■ EXCERPTED RECORDS ■
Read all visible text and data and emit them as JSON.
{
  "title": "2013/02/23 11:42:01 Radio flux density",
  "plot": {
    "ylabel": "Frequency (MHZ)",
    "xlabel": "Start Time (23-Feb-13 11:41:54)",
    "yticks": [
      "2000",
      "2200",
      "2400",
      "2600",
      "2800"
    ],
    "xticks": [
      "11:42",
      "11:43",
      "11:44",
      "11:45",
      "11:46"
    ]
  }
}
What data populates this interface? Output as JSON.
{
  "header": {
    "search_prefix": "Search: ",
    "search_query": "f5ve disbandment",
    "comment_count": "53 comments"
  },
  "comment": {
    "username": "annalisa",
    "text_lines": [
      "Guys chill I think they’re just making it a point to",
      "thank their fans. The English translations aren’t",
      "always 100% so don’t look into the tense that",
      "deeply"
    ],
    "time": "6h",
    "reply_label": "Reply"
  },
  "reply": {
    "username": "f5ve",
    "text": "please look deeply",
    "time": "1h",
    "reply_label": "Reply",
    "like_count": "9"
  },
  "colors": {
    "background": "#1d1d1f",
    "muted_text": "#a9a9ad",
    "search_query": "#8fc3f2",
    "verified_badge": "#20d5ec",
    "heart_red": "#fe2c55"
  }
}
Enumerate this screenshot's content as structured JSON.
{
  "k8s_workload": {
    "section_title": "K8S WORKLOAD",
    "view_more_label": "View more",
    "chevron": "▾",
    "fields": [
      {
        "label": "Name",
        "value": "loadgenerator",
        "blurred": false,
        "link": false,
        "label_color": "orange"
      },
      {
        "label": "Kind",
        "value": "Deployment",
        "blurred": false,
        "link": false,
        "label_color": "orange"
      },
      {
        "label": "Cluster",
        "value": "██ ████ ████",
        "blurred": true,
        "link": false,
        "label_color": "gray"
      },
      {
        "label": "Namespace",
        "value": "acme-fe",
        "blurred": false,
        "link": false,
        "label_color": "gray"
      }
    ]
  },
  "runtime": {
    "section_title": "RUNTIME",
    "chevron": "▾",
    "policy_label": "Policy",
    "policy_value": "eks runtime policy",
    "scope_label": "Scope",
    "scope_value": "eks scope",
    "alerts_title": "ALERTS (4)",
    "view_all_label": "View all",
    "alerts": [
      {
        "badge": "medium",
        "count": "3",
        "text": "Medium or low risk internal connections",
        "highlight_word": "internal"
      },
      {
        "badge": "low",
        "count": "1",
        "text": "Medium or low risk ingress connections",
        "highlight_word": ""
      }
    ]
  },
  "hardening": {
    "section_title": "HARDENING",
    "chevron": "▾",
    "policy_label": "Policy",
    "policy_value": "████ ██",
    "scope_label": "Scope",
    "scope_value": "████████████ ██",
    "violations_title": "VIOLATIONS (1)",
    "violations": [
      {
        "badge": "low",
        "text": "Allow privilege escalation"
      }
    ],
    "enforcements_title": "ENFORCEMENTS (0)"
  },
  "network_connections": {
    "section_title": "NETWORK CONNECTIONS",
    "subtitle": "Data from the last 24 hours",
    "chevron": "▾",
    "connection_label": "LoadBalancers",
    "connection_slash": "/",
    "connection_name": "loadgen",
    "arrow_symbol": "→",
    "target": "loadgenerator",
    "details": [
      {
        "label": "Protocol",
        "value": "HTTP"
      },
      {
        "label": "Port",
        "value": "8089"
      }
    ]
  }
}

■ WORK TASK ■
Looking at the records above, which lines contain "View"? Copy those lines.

■ WRITTEN SOLUTION ■
    "view_more_label": "View more",
    "view_all_label": "View all",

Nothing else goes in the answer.